• _Requirement_
Copy each line of the records that holds the string "Wipes".

========

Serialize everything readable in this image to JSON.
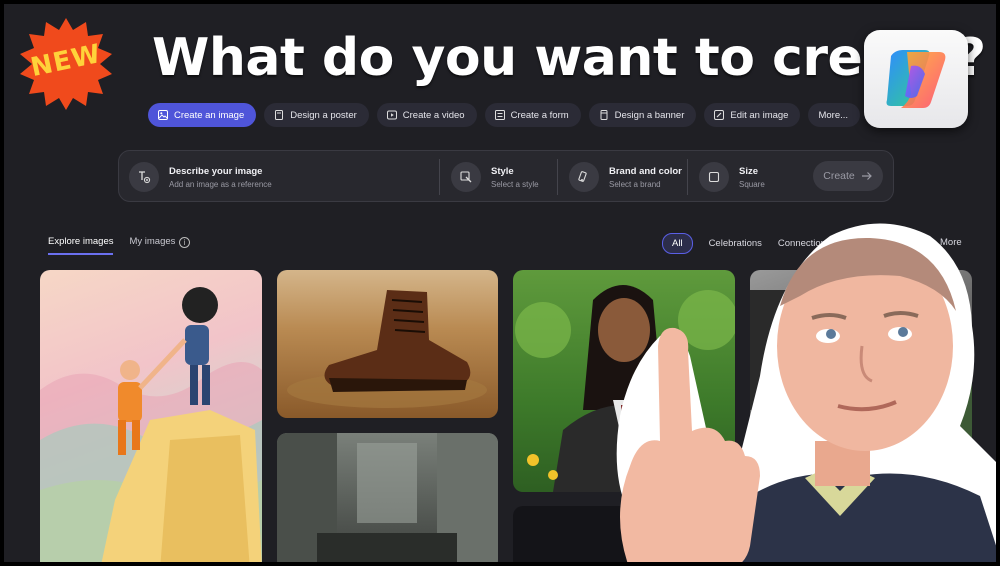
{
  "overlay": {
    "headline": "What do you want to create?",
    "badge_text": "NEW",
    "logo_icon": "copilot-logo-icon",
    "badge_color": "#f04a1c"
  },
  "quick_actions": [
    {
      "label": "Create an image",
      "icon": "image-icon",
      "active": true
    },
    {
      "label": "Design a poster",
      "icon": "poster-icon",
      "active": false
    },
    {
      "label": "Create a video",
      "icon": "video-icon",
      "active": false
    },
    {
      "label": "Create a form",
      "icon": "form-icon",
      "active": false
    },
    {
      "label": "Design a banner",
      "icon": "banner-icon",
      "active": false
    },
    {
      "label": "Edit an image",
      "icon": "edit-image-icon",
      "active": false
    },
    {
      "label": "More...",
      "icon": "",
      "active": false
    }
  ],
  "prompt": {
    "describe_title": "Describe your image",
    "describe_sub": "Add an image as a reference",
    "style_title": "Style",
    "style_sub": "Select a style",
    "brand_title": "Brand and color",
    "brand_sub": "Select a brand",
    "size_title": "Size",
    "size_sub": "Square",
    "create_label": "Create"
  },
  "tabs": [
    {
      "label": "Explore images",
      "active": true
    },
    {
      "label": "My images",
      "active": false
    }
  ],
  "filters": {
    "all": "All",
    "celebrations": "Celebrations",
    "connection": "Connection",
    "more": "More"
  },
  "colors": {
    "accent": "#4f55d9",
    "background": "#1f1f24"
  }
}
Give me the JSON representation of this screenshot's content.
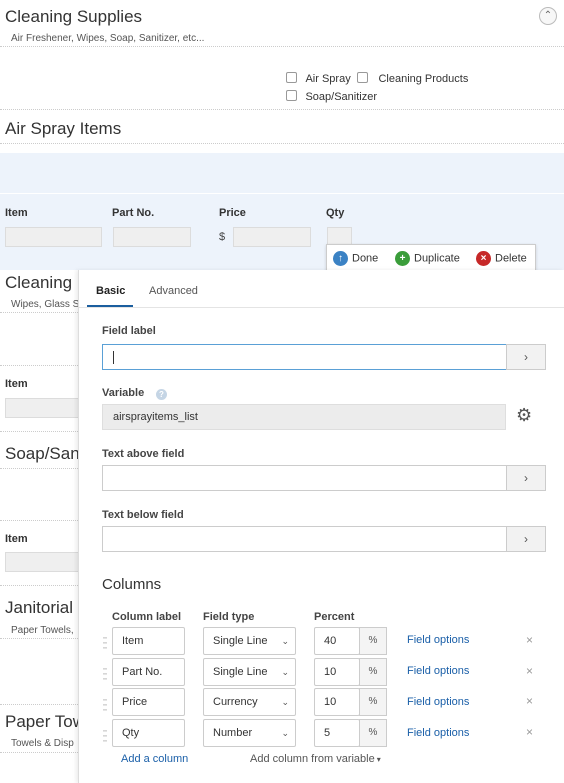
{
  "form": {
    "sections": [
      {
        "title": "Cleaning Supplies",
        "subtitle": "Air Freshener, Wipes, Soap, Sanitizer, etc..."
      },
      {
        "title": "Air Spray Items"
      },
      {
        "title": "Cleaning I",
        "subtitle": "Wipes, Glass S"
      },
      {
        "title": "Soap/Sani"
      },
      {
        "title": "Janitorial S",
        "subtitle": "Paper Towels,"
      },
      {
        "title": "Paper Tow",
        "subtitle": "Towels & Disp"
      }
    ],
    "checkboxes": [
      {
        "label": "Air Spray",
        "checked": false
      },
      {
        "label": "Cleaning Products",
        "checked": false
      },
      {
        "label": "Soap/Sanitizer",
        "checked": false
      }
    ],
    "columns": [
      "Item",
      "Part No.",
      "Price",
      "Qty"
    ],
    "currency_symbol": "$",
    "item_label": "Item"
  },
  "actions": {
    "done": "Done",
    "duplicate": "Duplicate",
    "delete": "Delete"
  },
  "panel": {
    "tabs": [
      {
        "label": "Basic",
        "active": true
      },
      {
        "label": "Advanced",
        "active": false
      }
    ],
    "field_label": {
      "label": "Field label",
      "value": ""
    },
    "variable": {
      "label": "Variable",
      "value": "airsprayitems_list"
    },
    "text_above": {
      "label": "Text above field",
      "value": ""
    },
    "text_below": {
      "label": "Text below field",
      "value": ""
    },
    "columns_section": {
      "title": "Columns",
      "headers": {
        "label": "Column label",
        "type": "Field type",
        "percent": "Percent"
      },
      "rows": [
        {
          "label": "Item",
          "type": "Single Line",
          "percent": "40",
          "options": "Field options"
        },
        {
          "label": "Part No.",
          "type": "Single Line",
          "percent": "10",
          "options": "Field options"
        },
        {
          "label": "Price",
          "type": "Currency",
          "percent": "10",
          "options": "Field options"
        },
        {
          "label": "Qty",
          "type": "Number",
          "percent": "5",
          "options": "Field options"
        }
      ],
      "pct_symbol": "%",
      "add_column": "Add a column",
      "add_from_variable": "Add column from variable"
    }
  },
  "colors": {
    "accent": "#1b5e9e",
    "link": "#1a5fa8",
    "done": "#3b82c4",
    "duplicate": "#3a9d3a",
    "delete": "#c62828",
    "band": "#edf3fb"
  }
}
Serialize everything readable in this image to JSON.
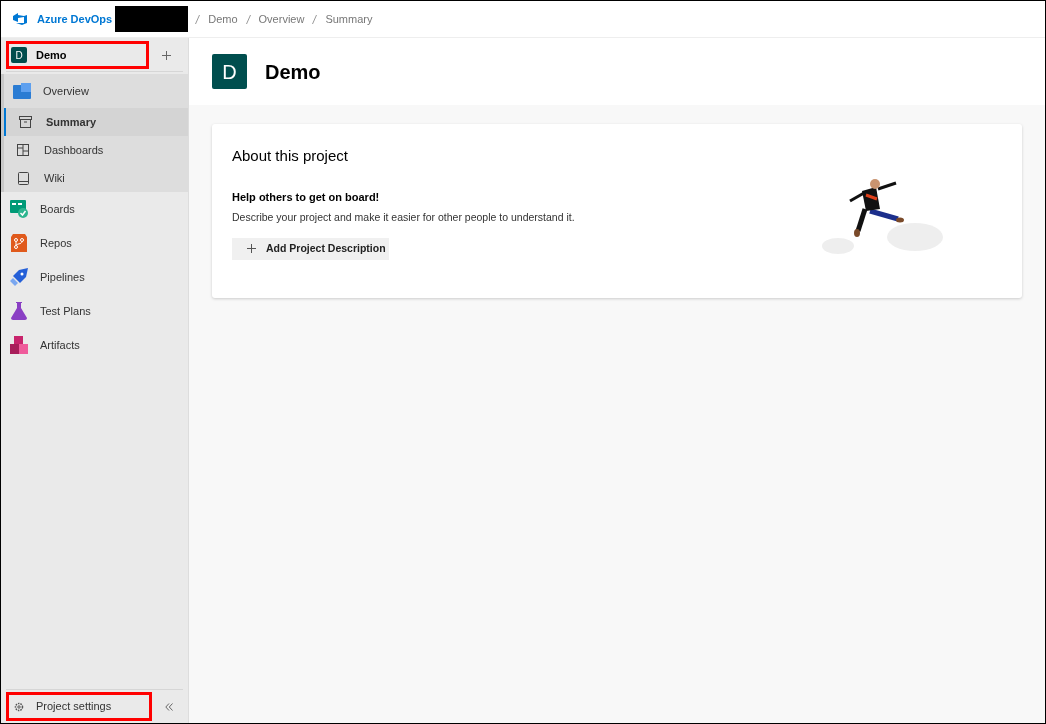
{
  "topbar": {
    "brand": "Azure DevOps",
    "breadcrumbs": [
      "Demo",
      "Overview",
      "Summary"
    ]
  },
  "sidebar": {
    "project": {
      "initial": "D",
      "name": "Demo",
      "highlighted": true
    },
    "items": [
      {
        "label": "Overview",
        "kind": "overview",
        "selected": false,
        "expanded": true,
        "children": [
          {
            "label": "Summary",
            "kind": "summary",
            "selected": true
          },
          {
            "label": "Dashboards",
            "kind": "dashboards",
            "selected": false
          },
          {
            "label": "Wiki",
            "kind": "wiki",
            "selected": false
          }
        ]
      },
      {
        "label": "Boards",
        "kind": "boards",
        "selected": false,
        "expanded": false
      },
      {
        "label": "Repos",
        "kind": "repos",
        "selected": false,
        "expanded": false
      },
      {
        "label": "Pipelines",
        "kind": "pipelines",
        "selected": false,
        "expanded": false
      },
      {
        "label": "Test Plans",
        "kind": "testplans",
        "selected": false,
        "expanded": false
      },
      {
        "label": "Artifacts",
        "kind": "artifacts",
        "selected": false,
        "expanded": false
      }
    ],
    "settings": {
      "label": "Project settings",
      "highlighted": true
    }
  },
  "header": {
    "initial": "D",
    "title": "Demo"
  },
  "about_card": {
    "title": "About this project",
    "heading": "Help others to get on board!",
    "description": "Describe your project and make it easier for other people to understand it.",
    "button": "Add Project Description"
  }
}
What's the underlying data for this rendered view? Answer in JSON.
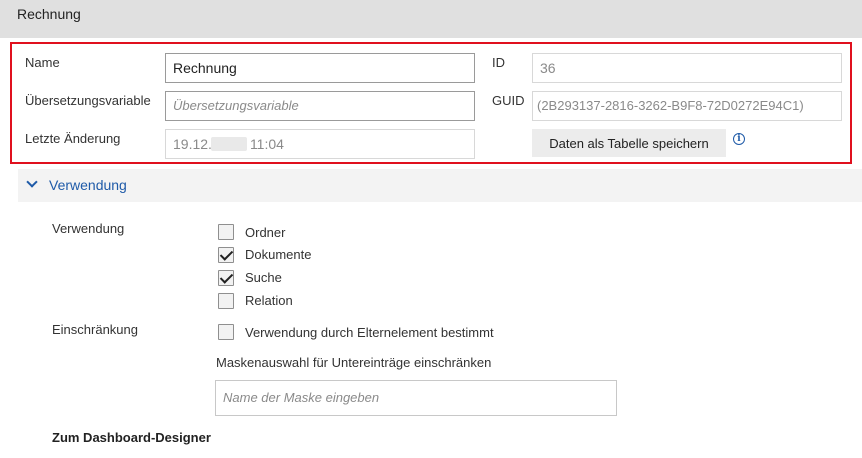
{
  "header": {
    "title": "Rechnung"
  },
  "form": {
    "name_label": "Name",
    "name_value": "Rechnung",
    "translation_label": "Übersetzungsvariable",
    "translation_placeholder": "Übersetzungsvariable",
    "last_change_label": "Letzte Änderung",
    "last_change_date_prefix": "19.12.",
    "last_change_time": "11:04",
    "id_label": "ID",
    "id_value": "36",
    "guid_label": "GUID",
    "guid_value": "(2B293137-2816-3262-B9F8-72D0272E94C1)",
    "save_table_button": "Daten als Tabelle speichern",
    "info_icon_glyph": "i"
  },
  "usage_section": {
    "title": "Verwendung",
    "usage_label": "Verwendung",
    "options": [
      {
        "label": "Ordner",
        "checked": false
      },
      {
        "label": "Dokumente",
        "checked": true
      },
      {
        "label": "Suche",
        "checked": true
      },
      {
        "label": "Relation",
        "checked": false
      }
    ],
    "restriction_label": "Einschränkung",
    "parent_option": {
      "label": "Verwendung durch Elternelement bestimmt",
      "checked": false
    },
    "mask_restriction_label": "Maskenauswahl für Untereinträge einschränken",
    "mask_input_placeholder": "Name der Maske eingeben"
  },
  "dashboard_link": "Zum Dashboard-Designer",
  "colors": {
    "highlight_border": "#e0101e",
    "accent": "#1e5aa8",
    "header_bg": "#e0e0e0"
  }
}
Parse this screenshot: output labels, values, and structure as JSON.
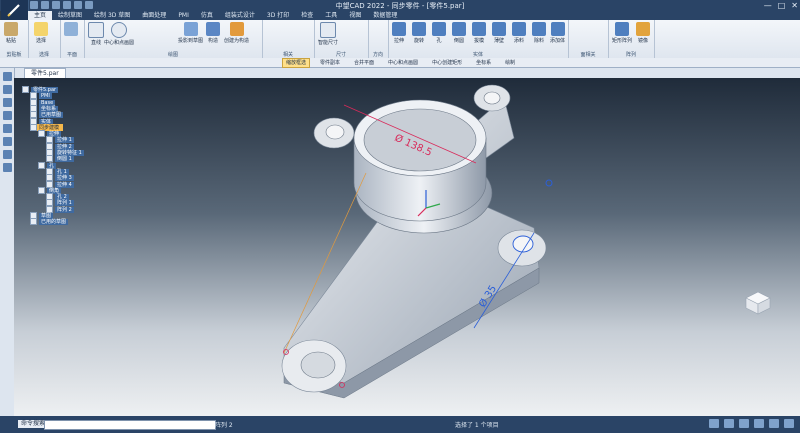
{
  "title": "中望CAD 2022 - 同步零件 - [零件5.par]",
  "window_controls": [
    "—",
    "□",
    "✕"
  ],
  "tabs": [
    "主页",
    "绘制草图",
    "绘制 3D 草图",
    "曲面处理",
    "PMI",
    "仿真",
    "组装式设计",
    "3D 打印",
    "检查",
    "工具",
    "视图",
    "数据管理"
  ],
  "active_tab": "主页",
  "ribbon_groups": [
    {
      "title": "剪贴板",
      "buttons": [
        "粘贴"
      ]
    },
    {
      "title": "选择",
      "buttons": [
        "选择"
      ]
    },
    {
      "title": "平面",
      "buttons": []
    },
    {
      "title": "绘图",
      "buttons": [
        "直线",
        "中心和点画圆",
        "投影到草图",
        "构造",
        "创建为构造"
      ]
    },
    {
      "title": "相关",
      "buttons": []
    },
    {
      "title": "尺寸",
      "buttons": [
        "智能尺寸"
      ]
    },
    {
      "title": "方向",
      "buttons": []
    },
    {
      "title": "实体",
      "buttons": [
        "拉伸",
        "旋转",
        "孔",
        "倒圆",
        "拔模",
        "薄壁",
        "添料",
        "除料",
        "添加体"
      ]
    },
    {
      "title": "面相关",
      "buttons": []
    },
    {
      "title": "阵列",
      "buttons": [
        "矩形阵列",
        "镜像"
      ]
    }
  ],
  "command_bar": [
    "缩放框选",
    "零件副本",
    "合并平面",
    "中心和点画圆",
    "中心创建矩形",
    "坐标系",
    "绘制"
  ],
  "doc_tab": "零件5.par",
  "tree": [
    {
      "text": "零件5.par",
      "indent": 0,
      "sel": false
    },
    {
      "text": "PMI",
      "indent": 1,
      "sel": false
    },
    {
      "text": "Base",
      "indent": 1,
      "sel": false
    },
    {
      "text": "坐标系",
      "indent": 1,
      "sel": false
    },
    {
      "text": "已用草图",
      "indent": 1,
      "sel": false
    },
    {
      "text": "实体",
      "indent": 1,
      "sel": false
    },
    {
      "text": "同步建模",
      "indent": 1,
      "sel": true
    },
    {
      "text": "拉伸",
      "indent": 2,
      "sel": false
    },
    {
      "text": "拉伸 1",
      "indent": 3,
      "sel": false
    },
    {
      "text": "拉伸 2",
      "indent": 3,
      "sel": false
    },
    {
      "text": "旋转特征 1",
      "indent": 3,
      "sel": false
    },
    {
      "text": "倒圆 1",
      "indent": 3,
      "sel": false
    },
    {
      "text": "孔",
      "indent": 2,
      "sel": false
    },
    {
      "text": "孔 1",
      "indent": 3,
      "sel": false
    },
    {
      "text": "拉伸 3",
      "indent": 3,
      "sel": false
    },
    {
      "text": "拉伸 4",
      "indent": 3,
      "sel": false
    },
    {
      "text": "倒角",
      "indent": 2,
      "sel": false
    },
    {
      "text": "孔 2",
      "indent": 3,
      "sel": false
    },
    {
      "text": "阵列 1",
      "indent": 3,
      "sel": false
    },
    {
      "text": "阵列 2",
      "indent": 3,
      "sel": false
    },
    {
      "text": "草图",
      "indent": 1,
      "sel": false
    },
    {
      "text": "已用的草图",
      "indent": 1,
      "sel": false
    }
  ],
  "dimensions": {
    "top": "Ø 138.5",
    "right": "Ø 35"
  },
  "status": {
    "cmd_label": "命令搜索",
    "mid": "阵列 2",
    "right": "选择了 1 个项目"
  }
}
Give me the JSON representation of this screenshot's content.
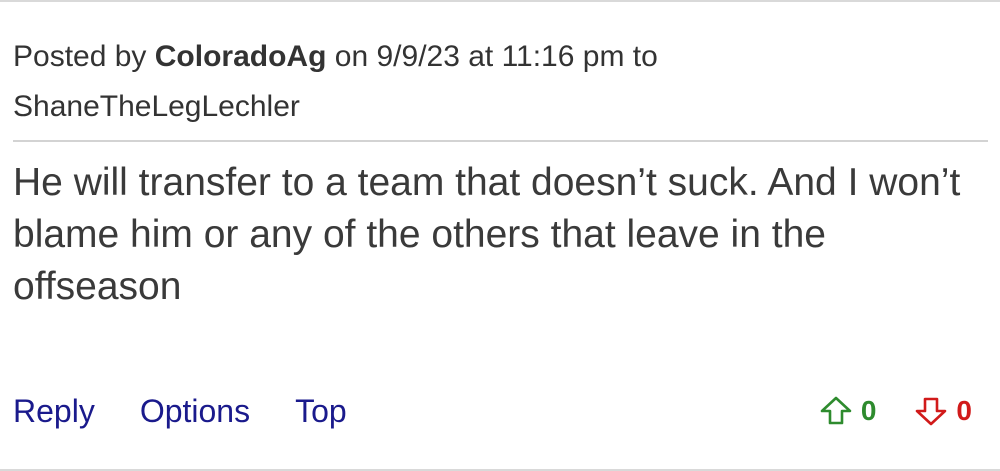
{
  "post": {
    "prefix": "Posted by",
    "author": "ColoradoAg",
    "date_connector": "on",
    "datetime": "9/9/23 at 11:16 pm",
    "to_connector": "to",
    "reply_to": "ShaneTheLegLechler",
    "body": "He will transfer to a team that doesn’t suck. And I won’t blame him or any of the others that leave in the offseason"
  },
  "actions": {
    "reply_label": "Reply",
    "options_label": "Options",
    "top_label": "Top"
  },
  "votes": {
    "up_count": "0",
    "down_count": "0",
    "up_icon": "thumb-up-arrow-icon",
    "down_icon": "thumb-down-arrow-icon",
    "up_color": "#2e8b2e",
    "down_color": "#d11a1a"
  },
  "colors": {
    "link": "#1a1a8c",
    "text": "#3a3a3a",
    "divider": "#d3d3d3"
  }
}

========

• _Solution to the problem_
        "subtitle": "Air Freshener, Wipes, Soap, Sanitizer, etc..."
        "subtitle": "Wipes, Glass S"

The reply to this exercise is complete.